Practitioner in Agile Quality (PAQ) is a new Agile certification from iSQI, but what is it and what value does it offer? I delved into this topic recently in a webinar focused on how Agile quality is the collective responsibility of the whole team.
The main reason this course was developed was to address what is being stated in a number of the industry surveys, such as the World Quality Report or the State of Agile Report, and the direction organisations are moving towards Agile.
In most of these surveys, approximately 90 per cent of organisations are said to be using Agile. That's not necessarily in all their delivery, but their take-up around Agile is certainly becoming the most common methodology and framework that people are using.
This indicates that people are understanding more about, and using more, Agile practices. At the same time, there’s the risk that they're not necessarily gaining all of the benefits.
For example, people now understand the mechanics of doing a ceremony or stand-up, but they're not understanding the value that they can get from it. The “why” is the key to unlocking the significant benefits of using an Agile methodology.
PAQ addresses this by being very practical focused when it comes to key Agile competencies. Thus, by the end of the course, you should be able to go back to your organisation and say, “I can do these things and I understand why I'm doing them”.
Here are each of the competency areas featured in PAQ, and why they are important to know:
If you've been reading the above-mentioned industry reports, the Agile mindset is considered key to the success of your team and your organisation in realising Agile benefits.
This competency is emphasised throughout the whole of the course. The focus on practical application also means there's plenty of opportunity to collaborate and communicate with other people sitting on the course.

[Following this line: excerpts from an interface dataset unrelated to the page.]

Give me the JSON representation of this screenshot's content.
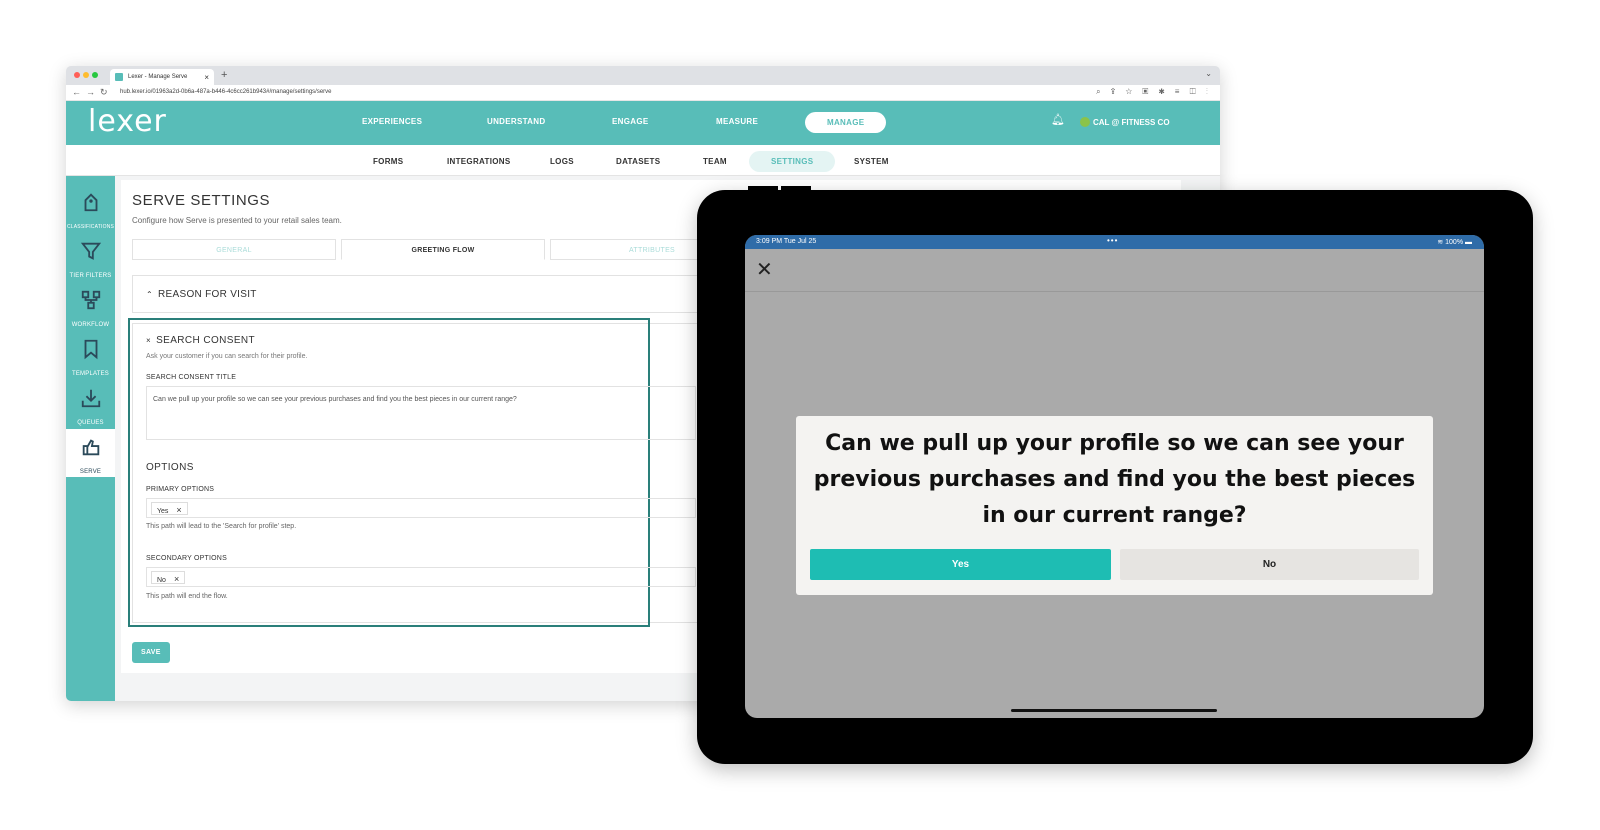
{
  "browser": {
    "tab_title": "Lexer - Manage Serve",
    "url": "hub.lexer.io/01963a2d-0b6a-487a-b446-4c6cc261b943#/manage/settings/serve"
  },
  "app": {
    "logo": "lexer",
    "main_nav": [
      "EXPERIENCES",
      "UNDERSTAND",
      "ENGAGE",
      "MEASURE",
      "MANAGE"
    ],
    "org_name": "CAL @ FITNESS CO",
    "sub_nav": [
      "FORMS",
      "INTEGRATIONS",
      "LOGS",
      "DATASETS",
      "TEAM",
      "SETTINGS",
      "SYSTEM"
    ]
  },
  "sidebar": {
    "items": [
      {
        "label": "CLASSIFICATIONS",
        "icon": "tag-icon"
      },
      {
        "label": "TIER FILTERS",
        "icon": "filter-icon"
      },
      {
        "label": "WORKFLOW",
        "icon": "workflow-icon"
      },
      {
        "label": "TEMPLATES",
        "icon": "bookmark-icon"
      },
      {
        "label": "QUEUES",
        "icon": "download-tray-icon"
      },
      {
        "label": "SERVE",
        "icon": "serve-icon"
      }
    ]
  },
  "page": {
    "title": "SERVE SETTINGS",
    "description": "Configure how Serve is presented to your retail sales team.",
    "tabs": [
      "GENERAL",
      "GREETING FLOW",
      "ATTRIBUTES"
    ],
    "section_reason": "REASON FOR VISIT",
    "save_label": "SAVE"
  },
  "consent": {
    "title": "SEARCH CONSENT",
    "description": "Ask your customer if you can search for their profile.",
    "title_label": "SEARCH CONSENT TITLE",
    "title_value": "Can we pull up your profile so we can see your previous purchases and find you the best pieces in our current range?",
    "options_heading": "OPTIONS",
    "primary_label": "PRIMARY OPTIONS",
    "primary_chip": "Yes",
    "primary_help": "This path will lead to the 'Search for profile' step.",
    "secondary_label": "SECONDARY OPTIONS",
    "secondary_chip": "No",
    "secondary_help": "This path will end the flow."
  },
  "tablet": {
    "time": "3:09 PM   Tue Jul 25",
    "battery": "100%",
    "question": "Can we pull up your profile so we can see your previous purchases and find you the best pieces in our current range?",
    "yes_label": "Yes",
    "no_label": "No"
  },
  "colors": {
    "brand_teal": "#58bdb8",
    "button_teal": "#1ebdb3",
    "highlight_border": "#2a7f7a"
  }
}
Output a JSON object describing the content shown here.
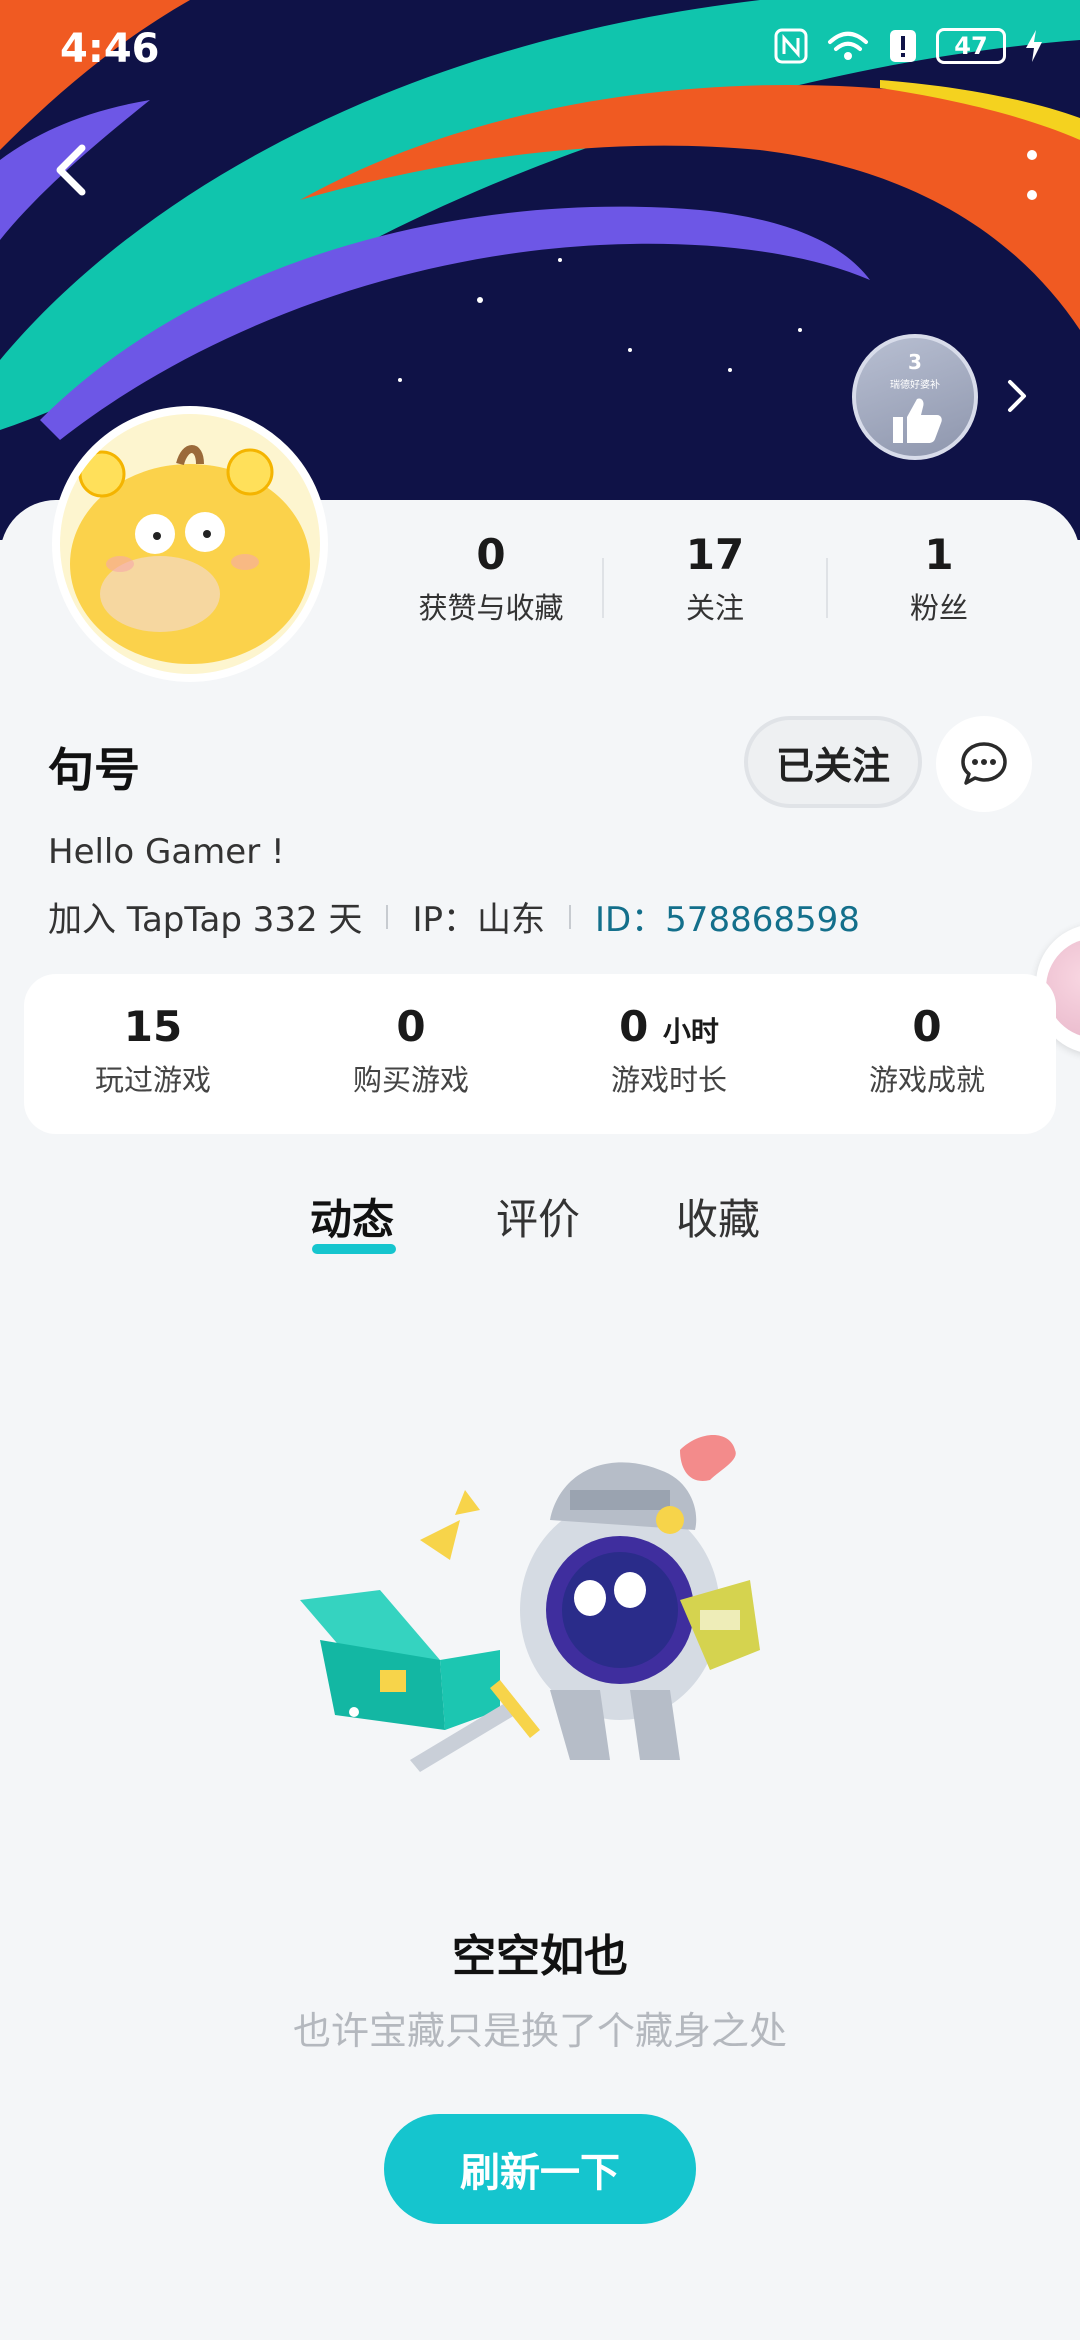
{
  "status_bar": {
    "time": "4:46",
    "battery": "47"
  },
  "profile": {
    "name": "句号",
    "bio": "Hello Gamer !",
    "join_text": "加入 TapTap 332 天",
    "ip_text": "IP：山东",
    "id_text": "ID：578868598",
    "follow_label": "已关注"
  },
  "badge": {
    "count": "3",
    "caption": "瑞德好婆补"
  },
  "stats": [
    {
      "value": "0",
      "label": "获赞与收藏"
    },
    {
      "value": "17",
      "label": "关注"
    },
    {
      "value": "1",
      "label": "粉丝"
    }
  ],
  "game_stats": [
    {
      "value": "15",
      "unit": "",
      "label": "玩过游戏"
    },
    {
      "value": "0",
      "unit": "",
      "label": "购买游戏"
    },
    {
      "value": "0",
      "unit": "小时",
      "label": "游戏时长"
    },
    {
      "value": "0",
      "unit": "",
      "label": "游戏成就"
    }
  ],
  "tabs": [
    {
      "label": "动态",
      "active": true
    },
    {
      "label": "评价",
      "active": false
    },
    {
      "label": "收藏",
      "active": false
    }
  ],
  "empty_state": {
    "title": "空空如也",
    "subtitle": "也许宝藏只是换了个藏身之处",
    "button": "刷新一下"
  },
  "colors": {
    "accent": "#15c5ce",
    "id_link": "#136f8b",
    "banner_bg": "#0f1247"
  }
}
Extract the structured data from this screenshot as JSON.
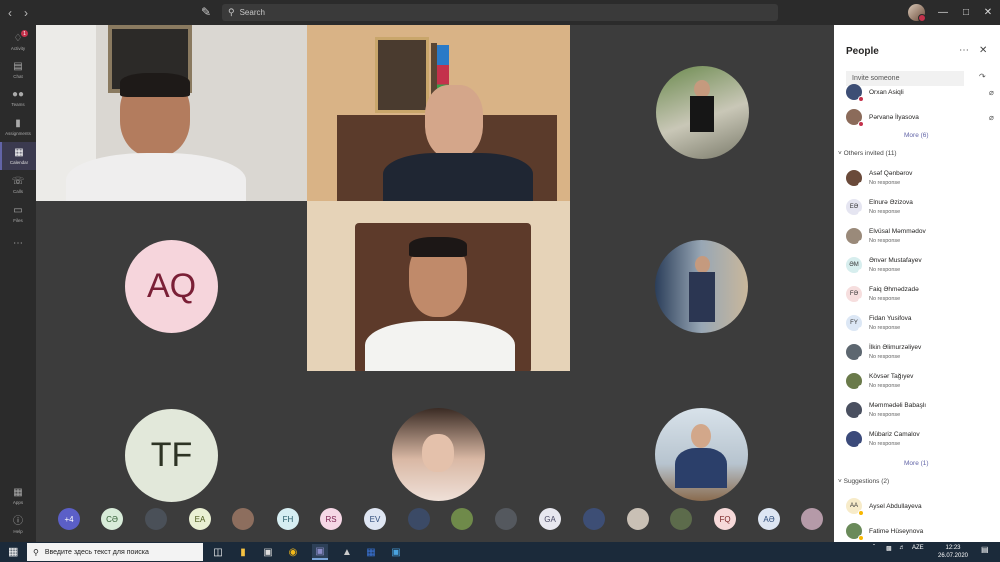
{
  "titlebar": {
    "search_placeholder": "Search"
  },
  "rail": {
    "items": [
      {
        "label": "Activity",
        "icon": "bell-icon",
        "badge": "1"
      },
      {
        "label": "Chat",
        "icon": "chat-icon"
      },
      {
        "label": "Teams",
        "icon": "teams-icon"
      },
      {
        "label": "Assignments",
        "icon": "assignments-icon"
      },
      {
        "label": "Calendar",
        "icon": "calendar-icon"
      },
      {
        "label": "Calls",
        "icon": "phone-icon"
      },
      {
        "label": "Files",
        "icon": "file-icon"
      },
      {
        "label": "Apps",
        "icon": "apps-icon"
      },
      {
        "label": "Help",
        "icon": "help-icon"
      }
    ]
  },
  "stage": {
    "avatars": [
      {
        "initials": "AQ",
        "bg": "#f6d5dc",
        "fg": "#7a1f36"
      },
      {
        "initials": "TF",
        "bg": "#e2e8da",
        "fg": "#2d3324"
      }
    ],
    "strip": [
      {
        "initials": "+4",
        "bg": "#5b5fc7",
        "fg": "#ffffff"
      },
      {
        "initials": "CƏ",
        "bg": "#d8ecd9",
        "fg": "#2c5a2f"
      },
      {
        "initials": "",
        "bg": "#4a5058"
      },
      {
        "initials": "EA",
        "bg": "#e9f0d3",
        "fg": "#4c5b1c"
      },
      {
        "initials": "",
        "bg": "#8d6e5e"
      },
      {
        "initials": "FH",
        "bg": "#d6eef2",
        "fg": "#255a66"
      },
      {
        "initials": "RS",
        "bg": "#f6d7e6",
        "fg": "#7c2150"
      },
      {
        "initials": "EV",
        "bg": "#dfe6f3",
        "fg": "#2f4c7a"
      },
      {
        "initials": "",
        "bg": "#3b4a66"
      },
      {
        "initials": "",
        "bg": "#6f8a4a"
      },
      {
        "initials": "",
        "bg": "#54585e"
      },
      {
        "initials": "GA",
        "bg": "#e7e7ef",
        "fg": "#4b4b66"
      },
      {
        "initials": "",
        "bg": "#3d4e75"
      },
      {
        "initials": "",
        "bg": "#c9c0b5"
      },
      {
        "initials": "",
        "bg": "#5c6b4b"
      },
      {
        "initials": "FQ",
        "bg": "#f6d9d9",
        "fg": "#7a2626"
      },
      {
        "initials": "AƏ",
        "bg": "#dde6f3",
        "fg": "#2b4a78"
      },
      {
        "initials": "",
        "bg": "#b59aa8"
      }
    ]
  },
  "panel": {
    "title": "People",
    "invite_placeholder": "Invite someone",
    "in_meeting": [
      {
        "name": "Orxan Asiqli",
        "bg": "#3d4e75",
        "status": "#c4314b"
      },
      {
        "name": "Pərvanə İlyasova",
        "bg": "#8b6b5a",
        "status": "#c4314b"
      }
    ],
    "more_1": "More (6)",
    "others_header": "Others invited (11)",
    "others": [
      {
        "name": "Asəf Qənbərov",
        "status": "No response",
        "initials": "",
        "bg": "#6a4a3a"
      },
      {
        "name": "Elnurə Əzizova",
        "status": "No response",
        "initials": "EƏ",
        "bg": "#e5e5f1"
      },
      {
        "name": "Elvüsal Məmmədov",
        "status": "No response",
        "initials": "",
        "bg": "#9a8a7a"
      },
      {
        "name": "Ənvər Mustafayev",
        "status": "No response",
        "initials": "ƏM",
        "bg": "#d7eeee"
      },
      {
        "name": "Faiq Əhmədzadə",
        "status": "No response",
        "initials": "FƏ",
        "bg": "#f6dede"
      },
      {
        "name": "Fidan Yusifova",
        "status": "No response",
        "initials": "FY",
        "bg": "#dce7f5"
      },
      {
        "name": "İlkin Əlimurzəliyev",
        "status": "No response",
        "initials": "",
        "bg": "#5d6770"
      },
      {
        "name": "Kövsər Tağıyev",
        "status": "No response",
        "initials": "",
        "bg": "#6a7a4a"
      },
      {
        "name": "Məmmədəli Babaşlı",
        "status": "No response",
        "initials": "",
        "bg": "#4a5060"
      },
      {
        "name": "Mübariz Camalov",
        "status": "No response",
        "initials": "",
        "bg": "#3b4a7a"
      }
    ],
    "more_2": "More (1)",
    "suggestions_header": "Suggestions (2)",
    "suggestions": [
      {
        "name": "Aysel Abdullayeva",
        "initials": "AA",
        "bg": "#f7ebc9",
        "status": "#f8b700"
      },
      {
        "name": "Fatimə Hüseynova",
        "initials": "",
        "bg": "#6a8a5a",
        "status": "#f8b700"
      }
    ]
  },
  "taskbar": {
    "search_placeholder": "Введите здесь текст для поиска",
    "lang": "AZE",
    "time": "12:23",
    "date": "26.07.2020"
  }
}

If you attend the course as a team, it is a great opportunity to build-up a combined Agile mindset with your team. If you come alone, you have a chance to hear about what's happening in other organisations and learn from their best practises.
Regardless of whether you come in a group or alone, there is plenty of opportunity in PAQ to develop and practice the Agile mindset skills, which are a must in today’s delivery and organisations.
We often hear about the importance of planning in order to optimise our delivery.
Agile is not about no planning, and it's also not about doing things ad hoc. It's very much about understanding what we need to do, and not doing activities that are wasteful or unaligned to our end goal.
There are lots of practises that are discussed on the course that enable faster delivery, and equally as important faster feedback loops.
Build quality in
We need to build quality in, and to do so we need a customer mindset. This means understanding what customers need, but it’s not easy when every customer has a different perspective of quality.
However, it’s worth remembering that we are all customers. It’s good to understand from a team perspective how we can all have our own individual focus on quality, how we can approach it in a different way, and ultimately collaborate to deliver a better-quality product to customers.
This is when we should consider how much it really costs to build quality in, and how to build that in earlier versus how much it costs an organisation if poor quality products are released to production. Not just from the moment when we have the code and the software, but right from the requirements.
More and more we're talking about how to adapt our processes, but at the same time ensuring that they're repeatable and auditable so we can keep delivering quality products. This is where estimation comes in and doing it right can go a long way in being able to predict delivery.
Estimate should be done from a team perspective, where everyone has the opportunity to ask questions, provide solutions, or discuss the complexity of delivering that user story, ensuring there is buy-in from everyone right at the beginning in delivering that product.
Continuous testing is one of the core concepts of business agility, but how do you achieve it? In essence, how do you make things visual in order to measure its completion and time investment?
This calls for starting testing from day one with daily delivery of code, but this raises the question of regression testing. If we're having daily drops of code, then that means we're regression testing it every day as well.
So how do we cope with these kinds of volumes of regression testing? This needs to be addressed in the techniques we use in a continuous testing environment.
PAQ is not a course on agile scalability, but it is an area we need to be aware of.
With more and more organisations using Agile, we're not just talking about agility within a team. Now it’s about being Agile across the organisation, and ensuring all of those teams work well together.
Whole team approach
Nowadays, it's about the whole team approach to quality. It’s about identifying how we can all contribute, and how we can collectively make a much better product for the customer.
By involving all team members, we are able to harness all of their diverse views and gain a different way of looking at things. Doing so means that we’ll be able to deliver a better-quality product to the customer.
The value of PAQ is in its practical nature. Not only does it effectively lead you through the key Agile concepts mentioned above, you are also presented with a great opportunity to experience and implement them firsthand.
If you’re looking to drive quality throughout your products without compromising speed of delivery, visit our PAQ page to learn how you too can get the necessary knowledge and insights to achieve better project outcomes.